There's a network-wide Pause button on the home screen of the Circle app, but when you press it, it disables access for any device that Circle recognizes, even if you haven't set up any filters or restrictions. When I pressed that button, I cut off network access not just for the mobile devices I had set up with child profiles, but also my Apple TV and my mother-in-law's assorted electronics. To remove those devices from Circle’s control, you’ve got to tap into the device profile and set it as an unmanaged device, something it seems like Circle should do by default.
You can tap on an individual profile to get a report on how much time that user spends online and which apps and topics are grabbing the bulk of their attention. The reports aren't very granular — Circle reports time in 5-minute increments — but they could be helpful for, say, figuring out if your kid is frittering away too much time on social media apps. You can tap on a topic to see which websites a user visits, but Circle has a hard time distinguishing between actual web pages and the sites serving up ads, so that feature is less useful. Family members can also access a helpful landing page that tells them how much time they have left before the devices lose internet access for the night, as well as the status of any time limits they may have for specific apps and topics.
Circle's filters and time limits you've set up won't do much good once the device leaves your Wi-Fi network.
As the Circle with Disney name would imply, the entertainment conglomerate takes a hand in this product in the form of pushing Disney-branded content to the Circle landing page. Underneath the bedtime countdown and app timers, your child will see videos, photos and other Disney-branded material. The content's harmless enough, I suppose — though the stuff included in profiles set up with a Teen setting did not include things I was interested in during the latter parts of my teenage years — but for a device that works best when convincing your kids to spend less time looking at screens, it's a mixed message to present more things to look at.

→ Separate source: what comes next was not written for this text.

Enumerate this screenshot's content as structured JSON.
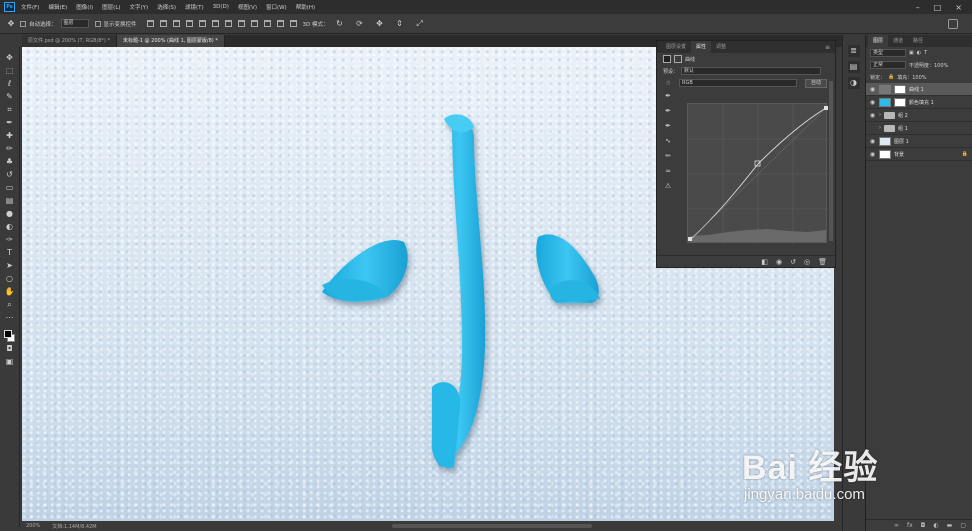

There's a lot for parents to admire about Circle with Disney, particularly if they want better tools for managing how much time their kids can spend staring at screens. Circle could bolster those features even more by smoothing out the process of managing devices and giving users better visual cues when they've run out of time. The promised app for expanding Circle's control beyond your home network will also improve things. Until then, Circle can be a helpful network management tool for families, even if it is a severely limited one.